SOURCE MATERIAL Block Start

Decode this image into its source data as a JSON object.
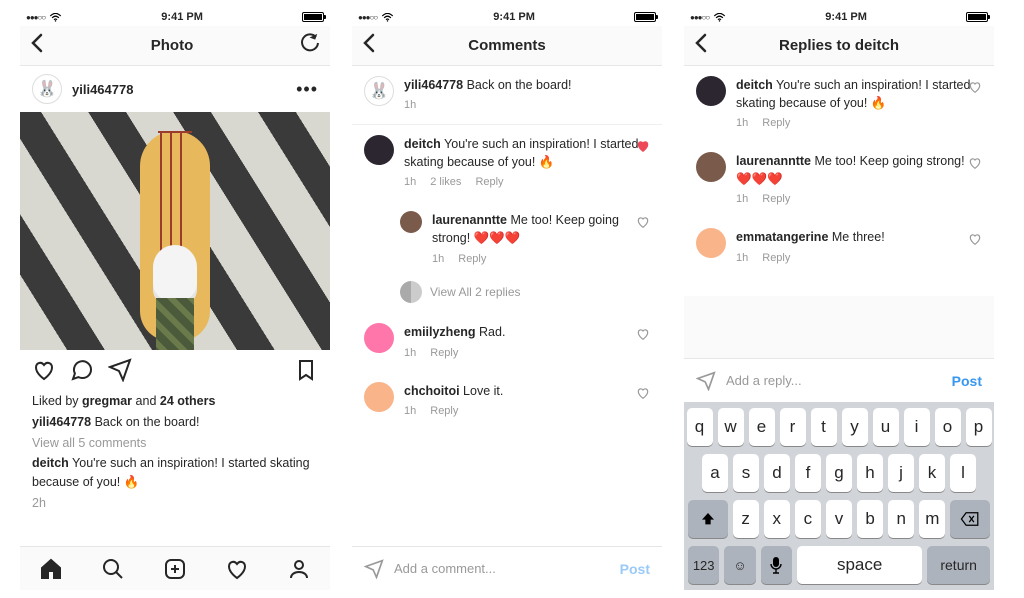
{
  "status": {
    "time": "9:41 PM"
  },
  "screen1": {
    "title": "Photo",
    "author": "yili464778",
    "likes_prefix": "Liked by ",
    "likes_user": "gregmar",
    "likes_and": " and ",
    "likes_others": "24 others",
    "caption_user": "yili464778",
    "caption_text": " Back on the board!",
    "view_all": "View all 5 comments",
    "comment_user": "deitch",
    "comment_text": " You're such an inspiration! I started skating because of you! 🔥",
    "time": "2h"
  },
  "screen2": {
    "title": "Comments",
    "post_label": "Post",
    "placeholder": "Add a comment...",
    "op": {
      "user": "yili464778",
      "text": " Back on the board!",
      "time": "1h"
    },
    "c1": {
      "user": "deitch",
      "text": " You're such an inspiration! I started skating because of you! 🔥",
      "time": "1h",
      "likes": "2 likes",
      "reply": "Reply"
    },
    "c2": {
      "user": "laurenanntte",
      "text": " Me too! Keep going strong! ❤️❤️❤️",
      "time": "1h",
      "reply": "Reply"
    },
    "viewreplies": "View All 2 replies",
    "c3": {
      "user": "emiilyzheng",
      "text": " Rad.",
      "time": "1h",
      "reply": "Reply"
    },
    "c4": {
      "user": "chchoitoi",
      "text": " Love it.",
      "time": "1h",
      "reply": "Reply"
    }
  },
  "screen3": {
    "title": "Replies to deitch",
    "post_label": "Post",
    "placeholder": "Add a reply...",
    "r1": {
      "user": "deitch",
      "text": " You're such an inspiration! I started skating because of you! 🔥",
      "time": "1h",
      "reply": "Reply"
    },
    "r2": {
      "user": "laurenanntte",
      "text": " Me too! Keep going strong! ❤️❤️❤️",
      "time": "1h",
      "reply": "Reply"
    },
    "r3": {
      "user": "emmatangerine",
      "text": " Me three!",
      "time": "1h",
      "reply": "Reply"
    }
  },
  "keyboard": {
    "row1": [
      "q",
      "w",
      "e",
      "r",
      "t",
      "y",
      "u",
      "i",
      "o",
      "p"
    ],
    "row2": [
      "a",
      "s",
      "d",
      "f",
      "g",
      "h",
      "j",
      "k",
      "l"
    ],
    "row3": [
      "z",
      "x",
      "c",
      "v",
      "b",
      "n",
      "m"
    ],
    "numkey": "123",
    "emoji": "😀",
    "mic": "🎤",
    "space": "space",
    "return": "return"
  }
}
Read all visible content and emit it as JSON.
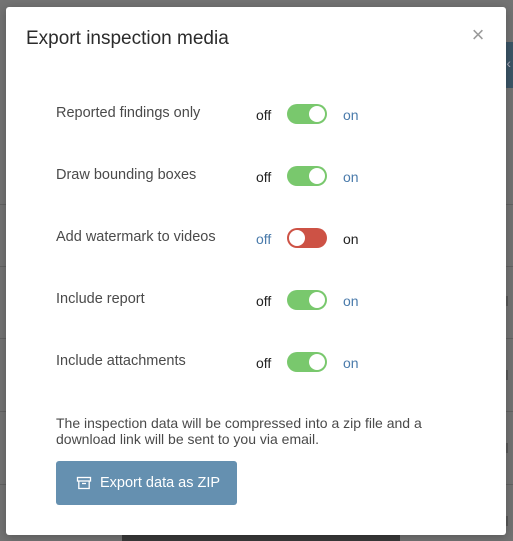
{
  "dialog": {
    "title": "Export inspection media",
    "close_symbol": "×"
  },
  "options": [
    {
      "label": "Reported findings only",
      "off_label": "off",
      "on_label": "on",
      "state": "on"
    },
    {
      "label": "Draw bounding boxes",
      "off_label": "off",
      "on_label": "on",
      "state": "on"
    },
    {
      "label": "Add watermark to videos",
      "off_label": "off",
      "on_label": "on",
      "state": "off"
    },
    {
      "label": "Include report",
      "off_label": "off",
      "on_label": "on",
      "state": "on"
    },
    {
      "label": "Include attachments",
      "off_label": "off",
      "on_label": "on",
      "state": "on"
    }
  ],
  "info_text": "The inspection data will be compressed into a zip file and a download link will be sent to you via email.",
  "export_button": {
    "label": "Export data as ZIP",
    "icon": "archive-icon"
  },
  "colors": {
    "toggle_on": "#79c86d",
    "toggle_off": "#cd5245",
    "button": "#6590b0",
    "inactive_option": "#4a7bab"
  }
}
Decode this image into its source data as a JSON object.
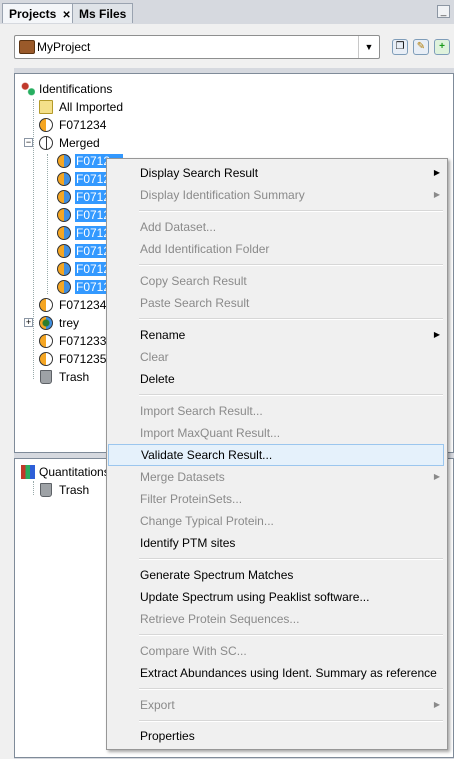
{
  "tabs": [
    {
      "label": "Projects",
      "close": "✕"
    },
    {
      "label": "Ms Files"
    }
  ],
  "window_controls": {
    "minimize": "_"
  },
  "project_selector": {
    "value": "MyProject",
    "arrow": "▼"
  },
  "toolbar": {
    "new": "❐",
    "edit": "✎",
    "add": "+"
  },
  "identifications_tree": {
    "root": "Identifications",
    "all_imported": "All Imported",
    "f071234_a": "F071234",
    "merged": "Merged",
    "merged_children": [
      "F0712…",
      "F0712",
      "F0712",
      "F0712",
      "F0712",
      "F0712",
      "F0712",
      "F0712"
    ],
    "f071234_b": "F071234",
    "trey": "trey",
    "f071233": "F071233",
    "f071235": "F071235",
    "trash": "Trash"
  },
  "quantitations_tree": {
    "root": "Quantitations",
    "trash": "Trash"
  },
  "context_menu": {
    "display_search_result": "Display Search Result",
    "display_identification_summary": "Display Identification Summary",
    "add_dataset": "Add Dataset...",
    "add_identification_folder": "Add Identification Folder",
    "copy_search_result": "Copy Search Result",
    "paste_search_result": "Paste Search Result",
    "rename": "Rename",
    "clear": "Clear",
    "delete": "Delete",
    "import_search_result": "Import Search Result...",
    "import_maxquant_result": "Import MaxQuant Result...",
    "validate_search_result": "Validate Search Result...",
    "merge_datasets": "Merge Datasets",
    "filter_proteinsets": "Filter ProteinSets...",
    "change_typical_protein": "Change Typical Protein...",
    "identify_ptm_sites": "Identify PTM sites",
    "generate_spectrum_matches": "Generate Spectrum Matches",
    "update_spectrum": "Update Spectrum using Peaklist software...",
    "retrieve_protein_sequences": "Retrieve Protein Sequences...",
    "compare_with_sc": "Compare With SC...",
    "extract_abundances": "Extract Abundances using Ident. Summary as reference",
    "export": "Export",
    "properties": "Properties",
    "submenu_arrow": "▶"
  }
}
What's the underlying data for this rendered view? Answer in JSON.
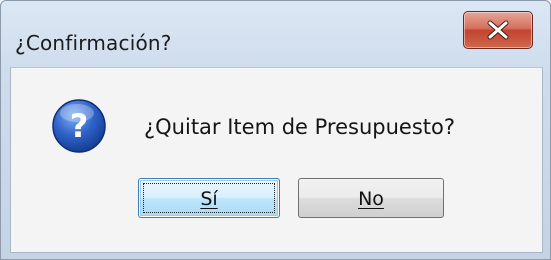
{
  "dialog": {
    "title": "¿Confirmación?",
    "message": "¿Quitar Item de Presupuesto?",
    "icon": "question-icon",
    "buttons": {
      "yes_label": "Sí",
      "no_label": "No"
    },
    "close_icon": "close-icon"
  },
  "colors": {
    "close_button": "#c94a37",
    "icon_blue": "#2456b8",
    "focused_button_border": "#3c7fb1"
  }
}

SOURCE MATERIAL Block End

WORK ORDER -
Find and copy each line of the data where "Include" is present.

RESPONSE -
      "label": "Include report",
      "label": "Include attachments",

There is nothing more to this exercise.